"Oh happy day," Gulfport resident Betsi Burgess said as she sat under a shoo fly at the park. "Happy day."
Burgess and her group People for the Preservation of Jones Park have spent years fighting to keep the park away from developers.
"This is public land," group member Mary Anne Barkley said. "This isn't private land to be used by anybody for profit."
Another group member who came out to talk about the Fifth Circuit Court of Appeals ruling was Patsy Spinks.
"To look out and see that a community has taken a large amount of space that they could have used for something else," she said, "and provide it as a place for their citizens and their guests is a very positive thing."
Four years ago, Jones Park heirs tried to argue that some of the events at this park violated the 1935 deed that gave Jones Park to Gulfport. The heirs admitted they wanted the land back so they could build a casino resort complex here.
Councilman Billy Hewes supported the plan because of the money it could generate for his cash starved city.
"I still think there should be commercial development there, if that's what the people want," the councilman said, "if it will help get Gulfport out of the red and into the black."
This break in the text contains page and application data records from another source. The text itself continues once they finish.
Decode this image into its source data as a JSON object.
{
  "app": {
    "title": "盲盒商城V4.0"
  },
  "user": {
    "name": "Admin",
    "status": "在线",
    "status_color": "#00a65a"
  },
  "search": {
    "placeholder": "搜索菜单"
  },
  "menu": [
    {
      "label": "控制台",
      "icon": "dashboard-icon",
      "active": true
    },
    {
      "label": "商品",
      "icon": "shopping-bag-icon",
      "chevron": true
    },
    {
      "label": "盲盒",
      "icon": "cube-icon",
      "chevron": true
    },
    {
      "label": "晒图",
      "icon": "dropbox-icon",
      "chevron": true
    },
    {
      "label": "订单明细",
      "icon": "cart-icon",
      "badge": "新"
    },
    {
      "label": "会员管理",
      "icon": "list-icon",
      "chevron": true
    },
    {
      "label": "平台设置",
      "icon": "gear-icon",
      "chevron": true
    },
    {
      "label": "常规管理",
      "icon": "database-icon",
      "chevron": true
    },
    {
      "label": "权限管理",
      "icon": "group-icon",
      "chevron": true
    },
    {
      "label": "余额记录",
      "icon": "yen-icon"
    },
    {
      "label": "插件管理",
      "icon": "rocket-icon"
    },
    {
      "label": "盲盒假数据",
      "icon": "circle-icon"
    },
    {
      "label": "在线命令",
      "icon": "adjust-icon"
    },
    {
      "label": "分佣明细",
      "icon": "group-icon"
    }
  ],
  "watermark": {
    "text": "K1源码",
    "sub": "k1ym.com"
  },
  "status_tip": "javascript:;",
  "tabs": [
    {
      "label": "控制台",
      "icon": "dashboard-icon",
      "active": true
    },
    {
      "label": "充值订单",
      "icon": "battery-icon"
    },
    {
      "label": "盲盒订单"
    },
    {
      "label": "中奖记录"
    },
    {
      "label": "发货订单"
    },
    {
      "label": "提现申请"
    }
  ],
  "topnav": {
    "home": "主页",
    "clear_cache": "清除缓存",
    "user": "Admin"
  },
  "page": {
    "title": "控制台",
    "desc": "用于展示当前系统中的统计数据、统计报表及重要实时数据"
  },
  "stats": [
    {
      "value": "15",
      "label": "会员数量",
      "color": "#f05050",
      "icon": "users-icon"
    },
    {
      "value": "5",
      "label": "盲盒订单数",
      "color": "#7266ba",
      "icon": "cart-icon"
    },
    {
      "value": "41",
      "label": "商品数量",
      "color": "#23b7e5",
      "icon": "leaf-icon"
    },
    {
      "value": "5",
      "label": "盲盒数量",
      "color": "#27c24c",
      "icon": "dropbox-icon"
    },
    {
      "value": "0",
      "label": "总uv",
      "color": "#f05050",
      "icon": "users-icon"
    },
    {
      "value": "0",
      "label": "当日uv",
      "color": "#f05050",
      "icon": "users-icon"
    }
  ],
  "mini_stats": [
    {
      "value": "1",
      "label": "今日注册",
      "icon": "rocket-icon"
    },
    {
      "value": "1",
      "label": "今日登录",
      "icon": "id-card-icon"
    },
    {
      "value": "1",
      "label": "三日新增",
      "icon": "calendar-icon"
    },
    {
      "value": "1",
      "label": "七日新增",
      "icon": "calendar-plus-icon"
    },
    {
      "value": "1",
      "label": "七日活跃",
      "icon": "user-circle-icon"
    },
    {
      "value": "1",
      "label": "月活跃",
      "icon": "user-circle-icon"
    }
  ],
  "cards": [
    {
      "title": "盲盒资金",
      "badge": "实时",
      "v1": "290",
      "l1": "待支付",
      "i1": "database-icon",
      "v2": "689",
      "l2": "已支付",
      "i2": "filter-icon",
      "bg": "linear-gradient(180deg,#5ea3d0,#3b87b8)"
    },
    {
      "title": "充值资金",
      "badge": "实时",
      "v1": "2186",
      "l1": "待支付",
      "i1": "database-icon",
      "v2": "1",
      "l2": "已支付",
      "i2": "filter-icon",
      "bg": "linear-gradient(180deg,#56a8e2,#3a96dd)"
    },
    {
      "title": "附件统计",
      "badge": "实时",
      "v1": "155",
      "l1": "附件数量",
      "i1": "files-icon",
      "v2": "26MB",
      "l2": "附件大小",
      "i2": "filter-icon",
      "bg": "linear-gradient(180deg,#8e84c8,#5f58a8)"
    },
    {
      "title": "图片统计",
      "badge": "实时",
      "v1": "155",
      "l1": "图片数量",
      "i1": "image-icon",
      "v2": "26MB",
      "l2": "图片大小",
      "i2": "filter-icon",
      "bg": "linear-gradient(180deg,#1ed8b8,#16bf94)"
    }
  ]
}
At least 11 people want the park preserved. They walked away from the shoo fly with smiles on their faces, because a ruling by the Fifth Circuit Court of Appeals made that wish come true.
"I think this is a victory for every resident and everybody that uses it, everybody that drives by it," Burgess said. It's also a victory against greed and power."
The attorney representing the heirs is Tom Vaughn. He said the family was disappointed by the ruling. The heirs could appeal the Jones Park case again. But that decision hasn't been made yet.